● **Task instructions**: Only the number is wanted: how many lines of the data contain "JSON"?

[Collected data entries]
++++++++++++++++++++

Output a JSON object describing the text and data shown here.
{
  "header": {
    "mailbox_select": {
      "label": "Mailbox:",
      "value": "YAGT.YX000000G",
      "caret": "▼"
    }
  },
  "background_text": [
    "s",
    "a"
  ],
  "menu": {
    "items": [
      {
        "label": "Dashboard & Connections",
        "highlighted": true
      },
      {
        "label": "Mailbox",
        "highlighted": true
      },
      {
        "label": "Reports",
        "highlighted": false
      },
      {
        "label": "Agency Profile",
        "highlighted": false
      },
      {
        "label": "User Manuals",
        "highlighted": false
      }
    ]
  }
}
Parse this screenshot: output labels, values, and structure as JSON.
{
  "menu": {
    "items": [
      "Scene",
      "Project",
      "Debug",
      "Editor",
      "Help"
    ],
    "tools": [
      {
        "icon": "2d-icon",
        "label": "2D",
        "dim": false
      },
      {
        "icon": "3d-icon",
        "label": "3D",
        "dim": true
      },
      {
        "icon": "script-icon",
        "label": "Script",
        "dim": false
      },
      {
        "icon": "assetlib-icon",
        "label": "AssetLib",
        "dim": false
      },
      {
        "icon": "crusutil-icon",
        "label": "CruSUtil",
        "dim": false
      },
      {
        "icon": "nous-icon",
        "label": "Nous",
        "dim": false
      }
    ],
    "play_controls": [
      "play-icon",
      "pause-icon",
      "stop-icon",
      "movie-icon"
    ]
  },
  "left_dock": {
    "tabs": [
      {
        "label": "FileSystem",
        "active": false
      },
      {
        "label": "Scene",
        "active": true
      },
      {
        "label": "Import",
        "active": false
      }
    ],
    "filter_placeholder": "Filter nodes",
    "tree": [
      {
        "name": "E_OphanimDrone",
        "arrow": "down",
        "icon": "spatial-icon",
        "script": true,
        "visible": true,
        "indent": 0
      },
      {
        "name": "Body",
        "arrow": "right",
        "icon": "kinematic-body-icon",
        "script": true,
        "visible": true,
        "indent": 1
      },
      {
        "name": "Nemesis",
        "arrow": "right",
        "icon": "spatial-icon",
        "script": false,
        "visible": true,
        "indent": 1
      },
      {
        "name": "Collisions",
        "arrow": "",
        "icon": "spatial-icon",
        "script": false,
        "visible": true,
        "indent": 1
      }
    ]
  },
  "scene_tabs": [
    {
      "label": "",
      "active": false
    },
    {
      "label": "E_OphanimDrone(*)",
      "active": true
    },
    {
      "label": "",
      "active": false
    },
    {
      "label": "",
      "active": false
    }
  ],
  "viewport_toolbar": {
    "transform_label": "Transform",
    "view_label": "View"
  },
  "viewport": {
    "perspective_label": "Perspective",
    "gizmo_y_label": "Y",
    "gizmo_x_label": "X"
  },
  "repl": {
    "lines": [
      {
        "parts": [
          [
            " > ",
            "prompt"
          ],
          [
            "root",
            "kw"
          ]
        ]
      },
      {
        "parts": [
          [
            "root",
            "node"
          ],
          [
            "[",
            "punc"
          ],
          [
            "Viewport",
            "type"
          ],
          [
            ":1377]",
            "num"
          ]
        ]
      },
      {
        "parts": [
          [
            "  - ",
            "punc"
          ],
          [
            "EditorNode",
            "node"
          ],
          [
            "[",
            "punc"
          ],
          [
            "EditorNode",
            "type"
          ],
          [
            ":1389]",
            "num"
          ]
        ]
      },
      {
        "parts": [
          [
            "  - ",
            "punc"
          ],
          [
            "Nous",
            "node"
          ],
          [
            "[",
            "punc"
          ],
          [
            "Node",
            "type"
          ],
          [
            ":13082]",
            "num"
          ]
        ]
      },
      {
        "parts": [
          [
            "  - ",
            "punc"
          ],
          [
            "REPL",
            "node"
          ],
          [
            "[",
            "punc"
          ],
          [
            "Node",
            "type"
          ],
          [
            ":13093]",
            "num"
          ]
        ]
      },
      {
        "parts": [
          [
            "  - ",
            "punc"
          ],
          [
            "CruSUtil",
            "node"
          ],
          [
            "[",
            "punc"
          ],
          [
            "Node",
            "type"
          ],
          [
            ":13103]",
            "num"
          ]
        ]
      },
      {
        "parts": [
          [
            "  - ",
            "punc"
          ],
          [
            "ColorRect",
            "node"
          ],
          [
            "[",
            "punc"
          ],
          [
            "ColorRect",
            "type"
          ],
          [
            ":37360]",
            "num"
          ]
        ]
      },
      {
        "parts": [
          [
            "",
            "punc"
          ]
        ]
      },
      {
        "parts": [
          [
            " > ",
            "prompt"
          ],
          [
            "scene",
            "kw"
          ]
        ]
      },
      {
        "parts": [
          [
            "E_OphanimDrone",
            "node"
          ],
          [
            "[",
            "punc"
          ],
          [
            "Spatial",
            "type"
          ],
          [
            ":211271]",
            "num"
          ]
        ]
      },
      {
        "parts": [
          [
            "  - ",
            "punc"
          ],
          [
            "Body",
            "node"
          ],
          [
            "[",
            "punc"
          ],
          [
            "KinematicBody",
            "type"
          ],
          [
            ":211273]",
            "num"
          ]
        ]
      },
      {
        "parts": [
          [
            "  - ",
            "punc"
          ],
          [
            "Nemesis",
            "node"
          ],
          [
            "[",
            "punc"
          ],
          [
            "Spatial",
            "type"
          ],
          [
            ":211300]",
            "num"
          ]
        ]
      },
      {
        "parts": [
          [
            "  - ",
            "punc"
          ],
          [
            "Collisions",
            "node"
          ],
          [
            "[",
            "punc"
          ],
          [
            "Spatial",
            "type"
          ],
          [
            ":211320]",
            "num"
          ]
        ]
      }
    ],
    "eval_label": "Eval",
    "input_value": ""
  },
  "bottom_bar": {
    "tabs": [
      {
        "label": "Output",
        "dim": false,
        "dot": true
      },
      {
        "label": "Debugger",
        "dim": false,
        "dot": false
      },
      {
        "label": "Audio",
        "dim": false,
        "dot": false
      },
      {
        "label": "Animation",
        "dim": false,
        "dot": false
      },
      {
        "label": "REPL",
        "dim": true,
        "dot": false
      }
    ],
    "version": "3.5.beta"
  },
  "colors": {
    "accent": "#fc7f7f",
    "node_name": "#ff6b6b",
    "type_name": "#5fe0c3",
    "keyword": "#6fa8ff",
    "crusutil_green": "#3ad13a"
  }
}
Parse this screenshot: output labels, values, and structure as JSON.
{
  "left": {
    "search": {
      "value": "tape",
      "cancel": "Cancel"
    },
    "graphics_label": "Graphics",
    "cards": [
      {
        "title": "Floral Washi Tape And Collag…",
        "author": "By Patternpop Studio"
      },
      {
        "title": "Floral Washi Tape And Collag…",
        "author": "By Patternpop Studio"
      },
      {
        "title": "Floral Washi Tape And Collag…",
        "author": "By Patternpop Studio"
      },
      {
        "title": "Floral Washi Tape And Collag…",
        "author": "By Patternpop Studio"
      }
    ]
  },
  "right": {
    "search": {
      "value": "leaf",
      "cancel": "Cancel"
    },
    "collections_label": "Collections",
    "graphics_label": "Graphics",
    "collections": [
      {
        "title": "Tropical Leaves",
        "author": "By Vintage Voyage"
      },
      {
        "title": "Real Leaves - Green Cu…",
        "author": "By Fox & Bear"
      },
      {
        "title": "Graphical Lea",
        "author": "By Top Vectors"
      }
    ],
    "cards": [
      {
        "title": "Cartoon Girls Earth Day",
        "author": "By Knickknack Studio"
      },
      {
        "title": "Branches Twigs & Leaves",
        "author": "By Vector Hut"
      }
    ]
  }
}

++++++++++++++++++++

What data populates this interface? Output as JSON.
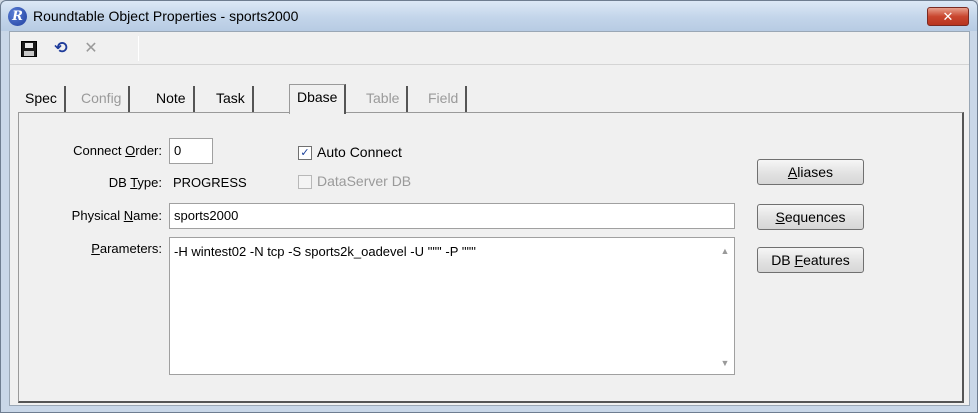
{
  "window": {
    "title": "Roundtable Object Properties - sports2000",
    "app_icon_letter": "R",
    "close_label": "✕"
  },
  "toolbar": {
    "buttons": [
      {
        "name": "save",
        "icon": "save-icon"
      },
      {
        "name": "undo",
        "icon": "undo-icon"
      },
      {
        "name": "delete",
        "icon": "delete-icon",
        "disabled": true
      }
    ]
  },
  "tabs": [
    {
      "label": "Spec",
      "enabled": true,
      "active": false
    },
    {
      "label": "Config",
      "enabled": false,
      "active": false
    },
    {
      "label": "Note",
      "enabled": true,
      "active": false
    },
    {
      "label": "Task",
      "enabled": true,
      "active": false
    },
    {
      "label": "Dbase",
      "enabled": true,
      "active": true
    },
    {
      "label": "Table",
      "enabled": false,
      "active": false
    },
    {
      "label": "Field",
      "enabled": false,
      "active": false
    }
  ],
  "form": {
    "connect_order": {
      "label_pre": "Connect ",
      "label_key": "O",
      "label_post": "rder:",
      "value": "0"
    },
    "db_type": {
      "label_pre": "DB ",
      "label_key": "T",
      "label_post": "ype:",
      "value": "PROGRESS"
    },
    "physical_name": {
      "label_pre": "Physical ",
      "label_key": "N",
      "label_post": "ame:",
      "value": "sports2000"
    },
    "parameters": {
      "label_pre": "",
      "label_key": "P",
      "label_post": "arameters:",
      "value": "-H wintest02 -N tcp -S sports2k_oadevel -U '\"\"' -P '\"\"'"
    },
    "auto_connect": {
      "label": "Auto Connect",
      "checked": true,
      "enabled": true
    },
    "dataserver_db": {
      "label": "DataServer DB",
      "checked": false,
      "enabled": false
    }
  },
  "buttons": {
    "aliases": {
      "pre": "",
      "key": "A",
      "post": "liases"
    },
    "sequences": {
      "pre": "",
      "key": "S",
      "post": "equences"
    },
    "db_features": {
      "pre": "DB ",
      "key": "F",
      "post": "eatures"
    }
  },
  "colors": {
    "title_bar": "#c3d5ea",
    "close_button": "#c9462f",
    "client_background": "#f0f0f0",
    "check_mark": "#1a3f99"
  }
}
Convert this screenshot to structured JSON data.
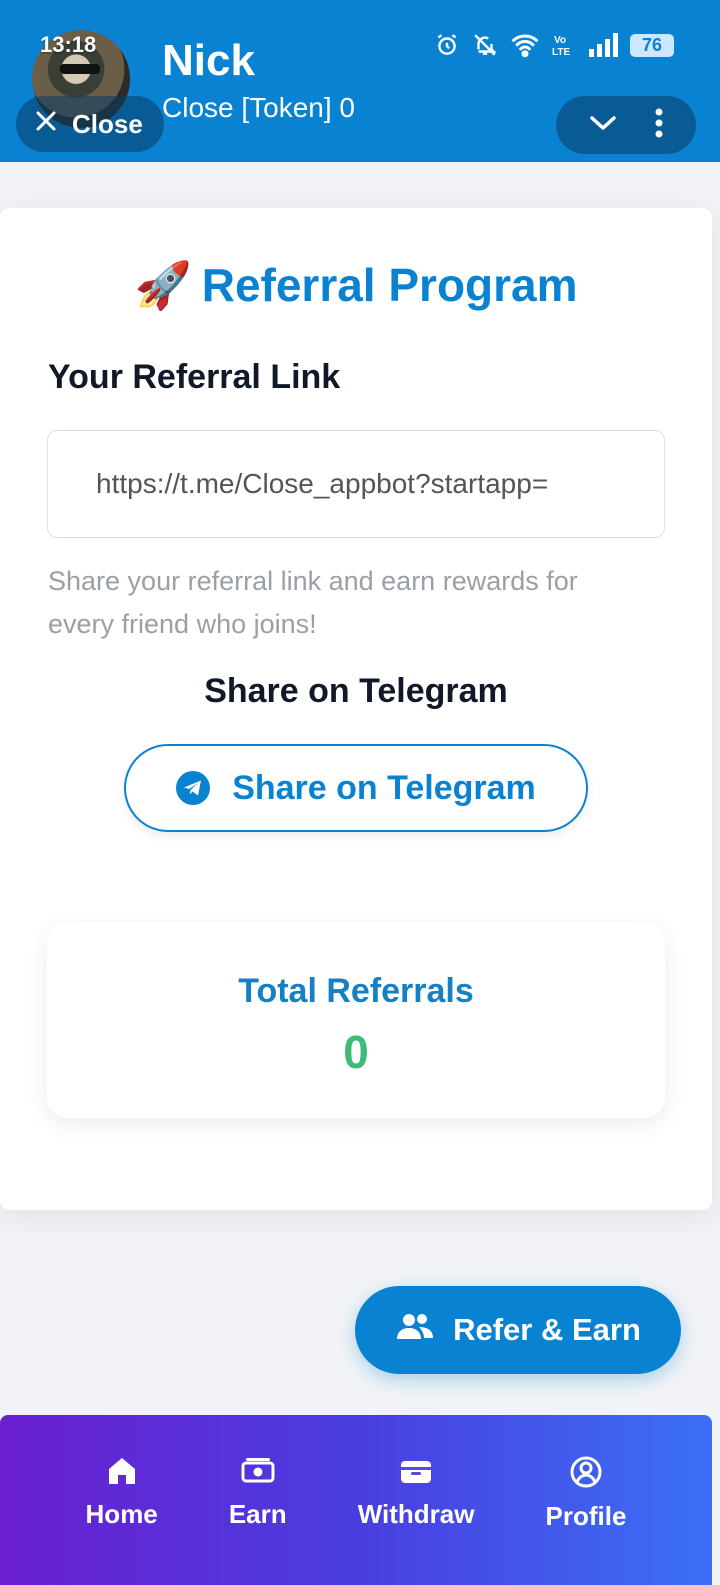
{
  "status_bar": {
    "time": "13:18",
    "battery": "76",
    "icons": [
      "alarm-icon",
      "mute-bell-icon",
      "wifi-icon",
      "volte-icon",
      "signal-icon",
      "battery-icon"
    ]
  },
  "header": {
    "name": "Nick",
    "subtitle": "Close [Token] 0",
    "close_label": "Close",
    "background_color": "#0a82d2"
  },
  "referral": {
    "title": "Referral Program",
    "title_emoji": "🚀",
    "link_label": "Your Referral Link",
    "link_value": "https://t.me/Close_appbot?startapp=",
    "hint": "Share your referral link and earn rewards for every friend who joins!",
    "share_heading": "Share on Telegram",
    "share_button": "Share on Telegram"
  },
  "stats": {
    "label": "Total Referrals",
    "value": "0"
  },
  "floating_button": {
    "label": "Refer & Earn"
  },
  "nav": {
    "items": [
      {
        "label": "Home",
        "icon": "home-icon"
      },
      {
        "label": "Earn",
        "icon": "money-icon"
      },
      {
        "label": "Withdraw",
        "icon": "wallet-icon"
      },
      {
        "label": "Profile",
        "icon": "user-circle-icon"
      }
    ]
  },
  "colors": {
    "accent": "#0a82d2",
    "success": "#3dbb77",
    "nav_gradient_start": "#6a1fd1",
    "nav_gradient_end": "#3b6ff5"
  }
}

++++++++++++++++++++

● **Answer to this problem**: 5